Plus, the success of a marriage equality in a straight yes-or-no referendum is a big deal, and the fact that it seems unremarkable in a lot of venues is a sign of progress. (Connecticut had a referendum on a constitutional convention that was understood by almost everybody there as a referendum on gay marriage, but that lacks the punch of a direct vote.) And California's three strikes law got at least a little better.
There is still room for progress in foreign policy. I have pointed out recently that Obama bears particular blame for some of his foreign policy decisions because he has such broad control over that aspect of policy. He can't wave a magic wand and get a public option, although we can and should question tactics and priorities on domestic policy. But he could end the drone program tomorrow. He could close Guantanamo without much more political blowback than that. Looking back, that means responsibility. But looking forward, that means opportunity. I don't doubt that Obama has embraced the drone program because he believes it actually makes America safer. But I think that's wrong, and a compelling case can be made that it's wrong, and there's a chance he might be convinced to do the right thing. I'll be the first to applaud if he does.
We're still pretty screwed in a lot of ways. The capture of our politics by moneyed interests probably means that we're stuck with low-paying, low-quality jobs and the overall decline of labor standards, even though unemployment is likely to continue shrinking for awhile. Our financial sector is still very unlikely to be constrained in any real way, which means that we're still deeply vulnerable to bubbles and other major economic disruptions. And global warming-- suddenly thrust into the center of national attention, then swiftly kicked out again by the election-- I just struggle to find any reason for optimism. Really addressing that problem will take actions that would be too deeply disruptive to conventional American life.

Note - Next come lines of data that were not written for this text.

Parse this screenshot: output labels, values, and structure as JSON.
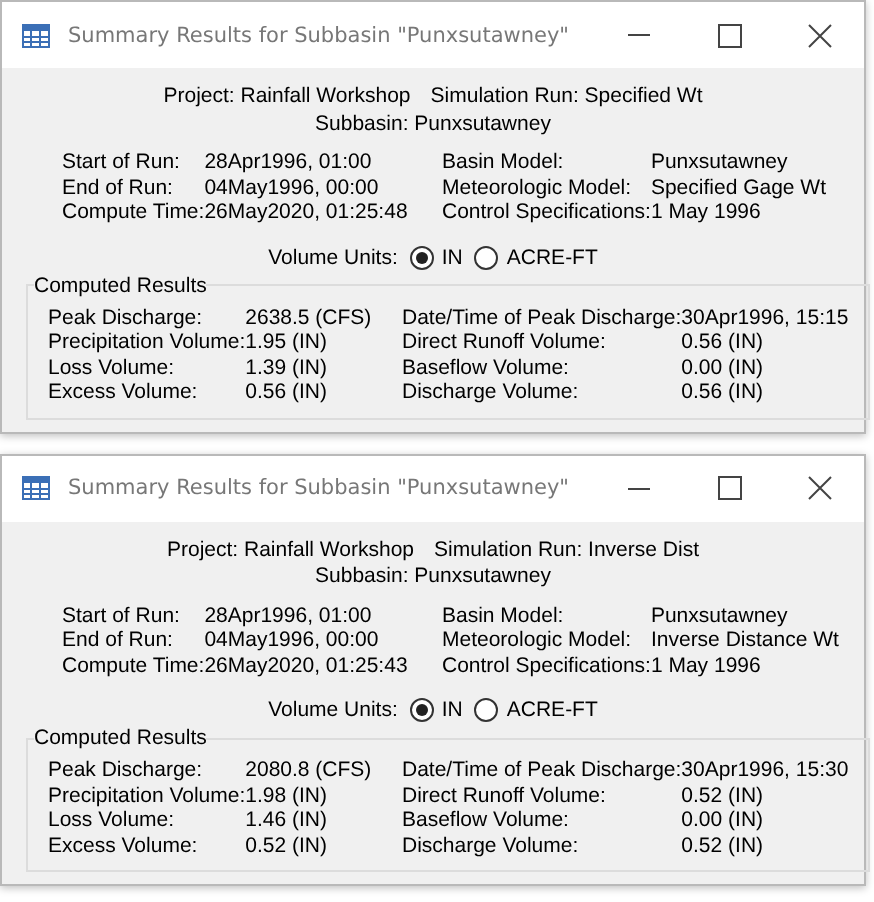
{
  "windows": [
    {
      "title": "Summary Results for Subbasin \"Punxsutawney\"",
      "header": [
        {
          "label": "Project:",
          "value": "Rainfall Workshop"
        },
        {
          "label": "Simulation Run:",
          "value": "Specified Wt"
        },
        {
          "label": "Subbasin:",
          "value": "Punxsutawney"
        }
      ],
      "run_info_left": [
        {
          "label": "Start of Run:",
          "value": "28Apr1996, 01:00"
        },
        {
          "label": "End of Run:",
          "value": "04May1996, 00:00"
        },
        {
          "label": "Compute Time:",
          "value": "26May2020, 01:25:48"
        }
      ],
      "run_info_right": [
        {
          "label": "Basin Model:",
          "value": "Punxsutawney"
        },
        {
          "label": "Meteorologic Model:",
          "value": "Specified Gage Wt"
        },
        {
          "label": "Control Specifications:",
          "value": "1 May 1996"
        }
      ],
      "volume_units": {
        "label": "Volume Units:",
        "options": [
          {
            "label": "IN",
            "selected": true
          },
          {
            "label": "ACRE-FT",
            "selected": false
          }
        ]
      },
      "computed_results": {
        "title": "Computed Results",
        "left": [
          {
            "label": "Peak Discharge:",
            "value": "2638.5 (CFS)"
          },
          {
            "label": "Precipitation Volume:",
            "value": "1.95 (IN)"
          },
          {
            "label": "Loss Volume:",
            "value": "1.39 (IN)"
          },
          {
            "label": "Excess Volume:",
            "value": "0.56 (IN)"
          }
        ],
        "right": [
          {
            "label": "Date/Time of Peak Discharge:",
            "value": "30Apr1996, 15:15"
          },
          {
            "label": "Direct Runoff Volume:",
            "value": "0.56 (IN)"
          },
          {
            "label": "Baseflow Volume:",
            "value": "0.00 (IN)"
          },
          {
            "label": "Discharge Volume:",
            "value": "0.56 (IN)"
          }
        ]
      }
    },
    {
      "title": "Summary Results for Subbasin \"Punxsutawney\"",
      "header": [
        {
          "label": "Project:",
          "value": "Rainfall Workshop"
        },
        {
          "label": "Simulation Run:",
          "value": "Inverse Dist"
        },
        {
          "label": "Subbasin:",
          "value": "Punxsutawney"
        }
      ],
      "run_info_left": [
        {
          "label": "Start of Run:",
          "value": "28Apr1996, 01:00"
        },
        {
          "label": "End of Run:",
          "value": "04May1996, 00:00"
        },
        {
          "label": "Compute Time:",
          "value": "26May2020, 01:25:43"
        }
      ],
      "run_info_right": [
        {
          "label": "Basin Model:",
          "value": "Punxsutawney"
        },
        {
          "label": "Meteorologic Model:",
          "value": "Inverse Distance Wt"
        },
        {
          "label": "Control Specifications:",
          "value": "1 May 1996"
        }
      ],
      "volume_units": {
        "label": "Volume Units:",
        "options": [
          {
            "label": "IN",
            "selected": true
          },
          {
            "label": "ACRE-FT",
            "selected": false
          }
        ]
      },
      "computed_results": {
        "title": "Computed Results",
        "left": [
          {
            "label": "Peak Discharge:",
            "value": "2080.8 (CFS)"
          },
          {
            "label": "Precipitation Volume:",
            "value": "1.98 (IN)"
          },
          {
            "label": "Loss Volume:",
            "value": "1.46 (IN)"
          },
          {
            "label": "Excess Volume:",
            "value": "0.52 (IN)"
          }
        ],
        "right": [
          {
            "label": "Date/Time of Peak Discharge:",
            "value": "30Apr1996, 15:30"
          },
          {
            "label": "Direct Runoff Volume:",
            "value": "0.52 (IN)"
          },
          {
            "label": "Baseflow Volume:",
            "value": "0.00 (IN)"
          },
          {
            "label": "Discharge Volume:",
            "value": "0.52 (IN)"
          }
        ]
      }
    }
  ]
}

But the important legislation of my lifetime is much safer. The Affordable Care Act-- flawed, limited, unsatisfactory, inherently conservative, a sop to the profit motives in medicine, and still very vulnerable-- is nevertheless one of the most important and positive pieces of legislation in American history. An as it ages, the essential controversy of whether the government should provide medical care to those who can't afford it themselves will cease to be controversial, and we will instead debate how best to deliver that medical care. Eventually, I believe, a public option will be invented not through prominent and controversial legislation but through a natural and pragmatic attempt to provide better and cheaper medicine. That result, the defense of a profound health care reform measure that will eventually provide medical care to millions, is worth cheering for, worth dancing for.
Update: JOE LIEBERMAN IS GONE FROM OUR LIVES FOREVER